What is the most typical Australian town?
If you were picking one town to represent Australia, as a nation, which one would it be? Maybe an iconic Australian location, like Uluru, Byron Bay, Katoomba. Somewhere in the outback like Coober Pedy, Longreach or Broken Hill, or maybe a big city like Sydney or Melbourne? Would it be on the coast or inland? A large or small place? An old or a new place? Well at .id, since we’re demographers, we decided to look at it demographically. Which Australian town has characteristics that are most typical of Australia’s population as a whole?
The ABS recognises 1,825 urban centres and localities in Australia. Not every town is recognised – if it’s got more than 200 people in a built up area it should be – sometimes it isn’t, for example Taradale, in Victoria, whose residents got so upset about not being included they decided to form their own country.
Let’s exclude the towns under 1,000 population, because for many of them there just isn’t enough population to get a reliable handle on their characteristics. Let’s also exclude the state capitals – they will have similar characteristics to the nation simply because they make up such a large chunk of Australia’s population.
When we do that, we are left with 734 urban centres. The median population size is 2,490, which is the town of Maleny, in the Sunshine Coast Hinterland in Queensland.
But size is not the only criterion! We want it to be close to the median size, so let’s restrict the list to populations between 2000 and 3000, giving us a list of 127 towns.
Then we had a look at 6 characteristics to see which town had characteristics closest to the Australian average. – because looking at the whole suite of Census characteristics would take forever and probably leave us with nowhere.
The characteristics were:
- Median age (Australia – 38)
- % of couple families with children (Australia – 30.7%)
- % of households with a mortgage (Australia – 33.3%)
- % with a tertiary qualification (Australia – 18.8%)
- Median household income (Australia – $1,234)
- % of people born overseas (Australia – 24.6%)
These characteristics are applied in order, with the highest weighting to those at the top of the list – so median age is the most important, and income and % born overseas are in there, but less important – because these two are likely to be dominated by metropolitan Australia with relatively few of the smaller towns being close to the average.
And when we crunched the numbers on this basis, we came up with 3 towns that were close to the Australian average in both size and characteristics.

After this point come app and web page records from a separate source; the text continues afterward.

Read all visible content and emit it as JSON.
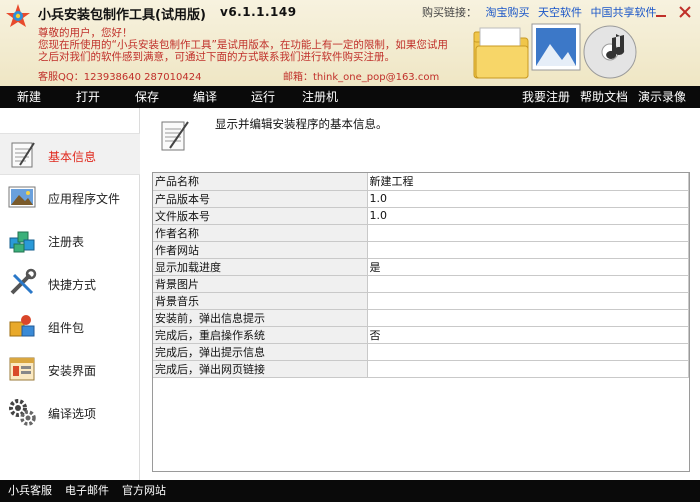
{
  "header": {
    "title": "小兵安装包制作工具(试用版)",
    "version": "v6.1.1.149",
    "buy_label": "购买链接：",
    "buy_links": [
      "淘宝购买",
      "天空软件",
      "中国共享软件"
    ],
    "notice_lines": [
      "尊敬的用户，您好！",
      "您现在所使用的“小兵安装包制作工具”是试用版本，在功能上有一定的限制，如果您试用",
      "之后对我们的软件感到满意，可通过下面的方式联系我们进行软件购买注册。"
    ],
    "contact_qq": "客服QQ：123938640  287010424",
    "contact_mail": "邮箱：think_one_pop@163.com"
  },
  "menu": {
    "left": [
      "新建",
      "打开",
      "保存",
      "编译",
      "运行",
      "注册机"
    ],
    "right": [
      "我要注册",
      "帮助文档",
      "演示录像"
    ]
  },
  "sidebar": {
    "items": [
      {
        "label": "基本信息",
        "icon": "notepad-icon",
        "active": true
      },
      {
        "label": "应用程序文件",
        "icon": "picture-icon",
        "active": false
      },
      {
        "label": "注册表",
        "icon": "registry-icon",
        "active": false
      },
      {
        "label": "快捷方式",
        "icon": "tools-icon",
        "active": false
      },
      {
        "label": "组件包",
        "icon": "components-icon",
        "active": false
      },
      {
        "label": "安装界面",
        "icon": "window-icon",
        "active": false
      },
      {
        "label": "编译选项",
        "icon": "gears-icon",
        "active": false
      }
    ]
  },
  "main": {
    "description": "显示并编辑安装程序的基本信息。",
    "properties": [
      {
        "key": "产品名称",
        "value": "新建工程"
      },
      {
        "key": "产品版本号",
        "value": "1.0"
      },
      {
        "key": "文件版本号",
        "value": "1.0"
      },
      {
        "key": "作者名称",
        "value": ""
      },
      {
        "key": "作者网站",
        "value": ""
      },
      {
        "key": "显示加载进度",
        "value": "是"
      },
      {
        "key": "背景图片",
        "value": ""
      },
      {
        "key": "背景音乐",
        "value": ""
      },
      {
        "key": "安装前，弹出信息提示",
        "value": ""
      },
      {
        "key": "完成后，重启操作系统",
        "value": "否"
      },
      {
        "key": "完成后，弹出提示信息",
        "value": ""
      },
      {
        "key": "完成后，弹出网页链接",
        "value": ""
      }
    ]
  },
  "footer": {
    "links": [
      "小兵客服",
      "电子邮件",
      "官方网站"
    ]
  },
  "colors": {
    "menubar_bg": "#0a0a0a",
    "header_bg": "#efe6c4",
    "notice_red": "#c0302a",
    "active_red": "#e0291e",
    "link_blue": "#1a56c8"
  }
}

1. Hahndorf, South Australia – The little German town in the Adelaide Hills comes out as the most similar to the Australian average on the weighted average of all 6 characteristics. Though you might think it would have high proportion born overseas, it’s actually slightly below the average for this characteristic – the main deviation here is that it is significantly older than the Australian average with a median age of 47 – all the other characteristics, mortgages, income, couples with children, are right on the average.

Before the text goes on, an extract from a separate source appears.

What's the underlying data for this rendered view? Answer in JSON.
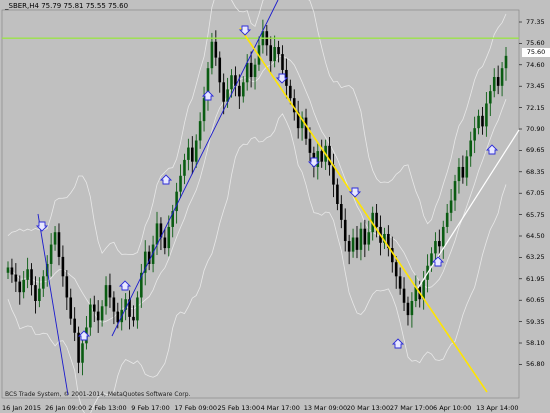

In a way this is quite a nice winner – It’s a mix of metropolitan Australia and regional Australia, a bit of a tourist town but also a residential area, with agriculture in the surrounding area as well.
Hahndorf is in the Mount Barker District Council, who are subscribers to profile.id, so you can get more info on Hahndorf here:
The next two were much closer to median age for Australia, but were a little further out on some other characteristics, particularly born overseas.
2. Wollongbar – A little town in northern NSW sitting on the highway between Ballina and Lismore. It has a median age of 41, a high proportion of households with a mortgage and qualifications close to the Australian average, but only 8.2% of the population born overseas.
3. Anna Bay – A coastal village in the Port Stephens area north of Newcastle in NSW. Their median age is right on the average for the nation, at 37, they only missed out on being the number 1 most typical place due to a relatively low proportion of people with tertiary qualifications.
Others in the top 10 included Bonny Hills (NSW), Balnarring (Vic), Buronga (NSW), Kuranda (Qld) and Bordertown (SA).
So to some extent these areas can be regarded as the most “typical” of Australian towns overall. Remember that metropolitan Australia dominates the characteristics of the nation, so perhaps restricting it to towns of the median size, 2-3,000 people is a little misleading. In a future article we’ll revisit this but ask “What is the most typical suburb in Australia?”.
Don’t forget on profile.id, you can now see at a glance how your LGA compares to the averages for your region, state and the nation – Check out the population highlights page at the top of the menu.
Access the Australian Community Profile now. You will find Census results (including SEIFA data) for each Capital City, State, Southeast Queensland and Australia on topics including population, age, country of birth, languages spoken, occupations, industries, employment, disability, income, qualifications, transport and much more…